Effectiveness of Community-Based Early Intervention for Children with Autism Spectrum Disorder- a Meta-Analysis

Poster Presentation
Thursday, May 10, 2018: 11:30 AM-1:30 PM
Hall Grote Zaal (de Doelen ICC Rotterdam)
A. S. Nahmias1, M. Pellecchia2 and D. S. Mandell3, (1)MIND Institute, UC Davis Medical Center, Sacramento, CA, (2)University of Pennsylvania, Philadelphia, PA, (3)Center for Mental Health, University of Pennsylvania, Philadelphia, PA
Background: Research trials of early intervention programs for children with ASD generally produce medium-to-large gains, on average, compared to “treatment as usual,” in cognition, communication, social ability, and adaptive behavior (Hedges’s g 0.4 – 1.2). Almost all children with ASD receive their treatment through community-based services, however, and previous research has suggested that evidence-based interventions rarely make their way into community practice. Understanding the effects of community-based early intervention is the first step in developing strategies to improve wide-scale implementation of effective early intervention.

Objectives: To estimate the average effects and predictors of cognitive, social, communication, and adaptive behavior outcomes among children receiving community-based early intervention.

Methods: Studies of community-based early intervention for children with autism were identified through a systematic search of online databases, hand-searching relevant journals, and reviewing references. Community-based early intervention was defined either as “treatment as usual” control groups in randomized or quasi-experimental trials or in studies that explicitly examined treatment outcome in community settings. Changes in cognitive, communication, social, and adaptive behavior functioning from pre-treatment to post-treatment were assessed using standardized mean gain scores. Uncontrolled effect sizes (Hedges’s g) were calculated by dividing the mean change from pre-to post-treatment by the pooled standard deviation of the difference score. Overall effect sizes were estimated using random effects models. The Q-statistic and the I2 index were used to examine heterogeneity of effect sizes. Moderators of interest included type of community EI program, year of publication, intervention duration, and total intervention hours, sample selection methods, age at intake, their effects were assessed using analysis of variance of mixed-effects models and meta-regression analyses.
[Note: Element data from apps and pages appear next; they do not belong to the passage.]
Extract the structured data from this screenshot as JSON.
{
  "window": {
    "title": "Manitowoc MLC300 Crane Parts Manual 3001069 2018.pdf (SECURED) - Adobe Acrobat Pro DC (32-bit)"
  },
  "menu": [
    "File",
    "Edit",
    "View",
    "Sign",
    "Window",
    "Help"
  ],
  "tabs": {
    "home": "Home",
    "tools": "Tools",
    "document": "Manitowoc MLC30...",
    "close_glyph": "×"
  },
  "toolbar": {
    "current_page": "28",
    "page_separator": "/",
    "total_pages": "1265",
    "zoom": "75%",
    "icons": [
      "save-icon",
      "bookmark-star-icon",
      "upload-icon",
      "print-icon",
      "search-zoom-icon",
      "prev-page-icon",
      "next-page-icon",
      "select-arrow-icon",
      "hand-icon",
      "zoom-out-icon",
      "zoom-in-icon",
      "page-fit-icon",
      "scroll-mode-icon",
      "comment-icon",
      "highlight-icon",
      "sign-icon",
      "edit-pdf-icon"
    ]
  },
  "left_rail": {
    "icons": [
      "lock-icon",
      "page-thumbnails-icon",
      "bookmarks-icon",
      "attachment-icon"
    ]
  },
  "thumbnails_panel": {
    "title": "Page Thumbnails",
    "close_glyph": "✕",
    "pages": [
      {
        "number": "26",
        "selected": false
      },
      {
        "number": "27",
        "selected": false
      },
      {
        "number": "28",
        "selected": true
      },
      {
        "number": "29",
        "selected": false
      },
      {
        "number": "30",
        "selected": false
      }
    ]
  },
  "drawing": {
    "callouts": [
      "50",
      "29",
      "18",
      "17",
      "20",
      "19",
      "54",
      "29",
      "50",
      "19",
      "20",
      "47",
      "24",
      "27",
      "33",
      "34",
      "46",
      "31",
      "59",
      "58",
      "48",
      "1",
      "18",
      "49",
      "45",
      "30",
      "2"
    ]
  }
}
Results: Forty groups from 29 studies met inclusion criteria (1496 participants, mean age 37.4 months, 84.9% male). There was significant improvement in each of the four domains; however, the gains were small. Hedges’s g ranged from 0.21 for adaptive behavior to 0.31 for communication outcomes, after removing outliers and correcting for publication bias. “Model” early intervention programs (e.g., those associated with universities and hospitals) were generally superior to other community early intervention program types across all four outcomes (Hedges’s g ranged from 0.4 - 0.5 for “Model” programs and from 0.01 – 0.3 for other community programs). Only communication outcomes demonstrated increasingly larger effect sizes in more recent years. Intervention duration and total intervention hours were negatively associated with effect sizes for communication and adaptive behavior outcomes. Studies in which participants were randomly assigned to receive community treatment had smaller effect sizes for social outcomes than studies utilizing other treatment group allocation strategies. Age at intake did not significantly moderate outcomes in any of the four domains.

Conclusions: These results indicate that there remains a large gap between research and community practice, and that for most outcomes community-based early intervention has not improved over time. Further research is needed to close the gap in outcomes observed in children receiving treatment in randomized trials and those observed in children receiving treatment in community settings.